Record Locking

Record-locking issues require careful consideration in wireless operations. Business applications rely heavily on record locking to ensure consistent data quality and to guard against conflicting updates by multiple users, a concept known as concurrency. Unreliable wireless connections can complicate record-locking issues. Mobile solutions may generally support three types of concurrency–destructive, optimistic, or pessimistic concurrency.

With destructive concurrency, the last update to a record "wins." The application does not attempt to settle any update conflicts, giving it no control over data updates. This situation can leave your data in an inconsistent state if updates aren't completed in the correct order.

Optimistic concurrency assumes that no data update conflicts exist. When a user updates a data record, the original record is checked to see if it has changed since the user accessed the record. If a conflict is detected, the user is given the option to overwrite the record. If no change is detected, the record is overwritten.

Pessimistic concurrency is probably the most familiar version of record locking. This concept assumes a high probability of data update conflict.

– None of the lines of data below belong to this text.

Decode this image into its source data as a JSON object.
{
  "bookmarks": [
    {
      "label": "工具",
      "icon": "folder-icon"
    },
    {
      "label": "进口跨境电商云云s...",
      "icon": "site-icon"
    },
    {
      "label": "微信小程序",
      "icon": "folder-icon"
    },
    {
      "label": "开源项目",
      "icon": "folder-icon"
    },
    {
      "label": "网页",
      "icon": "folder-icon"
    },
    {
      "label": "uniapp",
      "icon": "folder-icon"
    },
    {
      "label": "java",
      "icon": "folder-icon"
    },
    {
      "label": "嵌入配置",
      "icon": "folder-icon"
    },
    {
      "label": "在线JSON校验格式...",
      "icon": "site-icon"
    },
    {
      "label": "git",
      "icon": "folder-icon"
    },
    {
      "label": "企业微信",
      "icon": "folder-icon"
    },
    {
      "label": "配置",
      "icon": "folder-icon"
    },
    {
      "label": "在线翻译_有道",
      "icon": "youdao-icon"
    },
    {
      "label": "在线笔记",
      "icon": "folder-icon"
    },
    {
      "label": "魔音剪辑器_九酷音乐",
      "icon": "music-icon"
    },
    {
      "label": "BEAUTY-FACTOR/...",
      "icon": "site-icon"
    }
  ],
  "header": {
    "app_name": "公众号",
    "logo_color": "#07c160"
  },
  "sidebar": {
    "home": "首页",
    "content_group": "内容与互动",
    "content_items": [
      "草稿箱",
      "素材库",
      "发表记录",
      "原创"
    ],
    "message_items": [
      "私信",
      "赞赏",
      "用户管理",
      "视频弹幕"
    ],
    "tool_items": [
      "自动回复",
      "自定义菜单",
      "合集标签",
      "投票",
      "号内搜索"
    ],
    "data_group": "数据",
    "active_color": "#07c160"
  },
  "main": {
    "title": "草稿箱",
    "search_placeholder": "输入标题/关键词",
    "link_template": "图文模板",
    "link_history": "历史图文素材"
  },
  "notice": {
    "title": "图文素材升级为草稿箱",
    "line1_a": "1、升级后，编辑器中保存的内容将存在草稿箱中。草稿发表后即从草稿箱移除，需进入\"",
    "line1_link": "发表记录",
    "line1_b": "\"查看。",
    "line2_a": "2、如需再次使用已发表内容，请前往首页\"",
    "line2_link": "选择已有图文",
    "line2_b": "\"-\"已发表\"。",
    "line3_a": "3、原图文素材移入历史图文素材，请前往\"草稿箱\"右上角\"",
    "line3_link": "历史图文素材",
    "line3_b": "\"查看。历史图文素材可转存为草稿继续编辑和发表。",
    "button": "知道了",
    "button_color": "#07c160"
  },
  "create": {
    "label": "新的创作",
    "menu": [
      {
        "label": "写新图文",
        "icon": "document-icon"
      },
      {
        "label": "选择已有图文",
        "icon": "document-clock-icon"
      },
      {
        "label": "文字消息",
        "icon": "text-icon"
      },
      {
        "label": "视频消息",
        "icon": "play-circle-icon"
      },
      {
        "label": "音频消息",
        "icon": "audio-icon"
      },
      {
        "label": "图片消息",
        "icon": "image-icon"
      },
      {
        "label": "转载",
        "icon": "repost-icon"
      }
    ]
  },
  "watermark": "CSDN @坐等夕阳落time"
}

A record selected for update remains locked until the user writes the update to the database. Accomplishing this form of concurrency with desktop network systems is relatively straightforward. For a mobile application, the process is a bit more complicated. In a mobile environment, we accomplish this by having the application maintain lock information in individual records or in a lock table. This solution is not foolproof. If the data is also available via ODBC or another data source, these locks do not prevent other users from accessing and updating data.